TASK DETAILS
In the entries below, find each line with the word "workers" and return it.

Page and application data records
Start of Block

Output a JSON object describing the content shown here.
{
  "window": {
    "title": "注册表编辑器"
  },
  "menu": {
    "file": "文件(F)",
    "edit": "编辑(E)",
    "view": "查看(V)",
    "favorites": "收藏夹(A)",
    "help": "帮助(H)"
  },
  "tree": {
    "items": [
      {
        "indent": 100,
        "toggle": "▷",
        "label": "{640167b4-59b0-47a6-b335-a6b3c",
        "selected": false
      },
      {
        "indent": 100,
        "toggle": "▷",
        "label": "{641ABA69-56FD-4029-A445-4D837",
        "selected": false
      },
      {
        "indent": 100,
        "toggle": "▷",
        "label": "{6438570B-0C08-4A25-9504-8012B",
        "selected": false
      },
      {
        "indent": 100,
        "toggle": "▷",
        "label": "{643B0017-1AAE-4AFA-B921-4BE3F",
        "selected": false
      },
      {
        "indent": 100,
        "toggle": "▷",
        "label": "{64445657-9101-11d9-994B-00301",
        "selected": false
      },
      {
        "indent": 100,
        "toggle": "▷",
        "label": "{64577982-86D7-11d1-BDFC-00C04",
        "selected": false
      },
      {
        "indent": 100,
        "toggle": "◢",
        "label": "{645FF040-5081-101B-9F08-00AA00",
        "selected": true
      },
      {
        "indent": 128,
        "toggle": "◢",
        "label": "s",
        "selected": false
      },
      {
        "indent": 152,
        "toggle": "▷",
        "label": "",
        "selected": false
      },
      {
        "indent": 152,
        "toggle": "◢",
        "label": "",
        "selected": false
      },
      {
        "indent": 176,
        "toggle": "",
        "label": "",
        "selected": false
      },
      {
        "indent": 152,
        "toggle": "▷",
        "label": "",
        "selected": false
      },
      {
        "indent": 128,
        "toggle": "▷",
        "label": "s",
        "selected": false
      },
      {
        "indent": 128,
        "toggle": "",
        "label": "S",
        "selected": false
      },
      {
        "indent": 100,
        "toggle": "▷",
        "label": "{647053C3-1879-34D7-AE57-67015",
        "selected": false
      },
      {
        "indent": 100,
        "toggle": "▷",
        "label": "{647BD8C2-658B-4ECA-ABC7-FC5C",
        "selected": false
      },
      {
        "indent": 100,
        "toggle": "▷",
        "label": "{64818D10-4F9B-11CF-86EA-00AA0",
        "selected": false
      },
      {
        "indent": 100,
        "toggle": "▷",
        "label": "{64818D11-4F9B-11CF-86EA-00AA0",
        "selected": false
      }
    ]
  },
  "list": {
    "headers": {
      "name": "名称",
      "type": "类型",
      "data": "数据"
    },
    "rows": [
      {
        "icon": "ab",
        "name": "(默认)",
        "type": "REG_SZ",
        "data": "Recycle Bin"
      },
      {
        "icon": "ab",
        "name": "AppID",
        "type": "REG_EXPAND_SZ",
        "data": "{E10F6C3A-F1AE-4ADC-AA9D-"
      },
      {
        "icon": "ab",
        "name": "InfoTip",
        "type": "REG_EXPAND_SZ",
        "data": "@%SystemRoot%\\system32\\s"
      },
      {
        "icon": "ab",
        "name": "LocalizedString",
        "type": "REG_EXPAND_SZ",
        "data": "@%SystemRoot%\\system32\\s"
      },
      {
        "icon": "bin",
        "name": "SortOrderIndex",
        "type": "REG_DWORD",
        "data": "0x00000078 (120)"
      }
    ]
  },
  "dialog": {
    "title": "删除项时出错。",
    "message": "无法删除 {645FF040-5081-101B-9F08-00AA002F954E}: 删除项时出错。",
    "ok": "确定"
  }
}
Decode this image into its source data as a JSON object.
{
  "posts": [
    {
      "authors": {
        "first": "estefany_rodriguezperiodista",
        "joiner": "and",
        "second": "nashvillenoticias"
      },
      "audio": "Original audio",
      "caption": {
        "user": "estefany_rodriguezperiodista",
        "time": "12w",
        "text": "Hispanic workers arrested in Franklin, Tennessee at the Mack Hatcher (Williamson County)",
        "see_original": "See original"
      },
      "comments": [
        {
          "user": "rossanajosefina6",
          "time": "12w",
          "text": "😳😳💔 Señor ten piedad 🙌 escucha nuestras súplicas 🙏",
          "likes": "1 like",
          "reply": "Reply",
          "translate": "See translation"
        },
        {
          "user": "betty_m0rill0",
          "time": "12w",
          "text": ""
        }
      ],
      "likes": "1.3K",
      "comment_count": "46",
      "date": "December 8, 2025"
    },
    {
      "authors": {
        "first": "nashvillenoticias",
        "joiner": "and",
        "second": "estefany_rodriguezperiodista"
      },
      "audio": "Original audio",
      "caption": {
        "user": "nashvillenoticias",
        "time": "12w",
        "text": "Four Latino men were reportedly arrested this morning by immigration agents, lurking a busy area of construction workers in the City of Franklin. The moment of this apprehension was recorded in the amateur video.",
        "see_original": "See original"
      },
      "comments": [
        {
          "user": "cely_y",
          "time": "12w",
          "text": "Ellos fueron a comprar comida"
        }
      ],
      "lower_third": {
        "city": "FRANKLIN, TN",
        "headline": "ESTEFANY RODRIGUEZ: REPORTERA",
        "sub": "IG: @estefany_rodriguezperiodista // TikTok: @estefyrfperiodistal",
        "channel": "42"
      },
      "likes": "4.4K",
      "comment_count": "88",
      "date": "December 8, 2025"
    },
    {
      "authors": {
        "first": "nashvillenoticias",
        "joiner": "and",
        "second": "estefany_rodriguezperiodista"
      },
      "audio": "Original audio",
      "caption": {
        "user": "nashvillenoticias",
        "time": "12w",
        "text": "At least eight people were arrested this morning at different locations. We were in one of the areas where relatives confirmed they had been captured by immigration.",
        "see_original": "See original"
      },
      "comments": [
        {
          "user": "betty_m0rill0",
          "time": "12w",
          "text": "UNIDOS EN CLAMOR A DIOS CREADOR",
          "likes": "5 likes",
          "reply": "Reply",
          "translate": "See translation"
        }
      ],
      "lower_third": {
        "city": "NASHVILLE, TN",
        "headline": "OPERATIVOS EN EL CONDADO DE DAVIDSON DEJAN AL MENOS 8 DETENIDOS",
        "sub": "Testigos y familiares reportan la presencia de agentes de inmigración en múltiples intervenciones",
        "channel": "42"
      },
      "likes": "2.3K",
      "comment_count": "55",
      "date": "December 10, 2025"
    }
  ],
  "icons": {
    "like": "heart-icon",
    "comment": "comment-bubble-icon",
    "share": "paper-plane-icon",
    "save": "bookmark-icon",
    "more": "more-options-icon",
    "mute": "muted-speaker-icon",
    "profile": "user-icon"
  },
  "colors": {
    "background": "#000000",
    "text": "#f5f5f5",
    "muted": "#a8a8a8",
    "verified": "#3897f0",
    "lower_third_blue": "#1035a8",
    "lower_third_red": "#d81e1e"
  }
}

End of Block

EXPECTED ANSWER
        "text": "Hispanic workers arrested in Franklin, Tennessee at the Mack Hatcher (Williamson County)",
        "text": "Four Latino men were reportedly arrested this morning by immigration agents, lurking a busy area of construction workers in the City of Franklin. The moment of this apprehension was recorded in the amateur video.",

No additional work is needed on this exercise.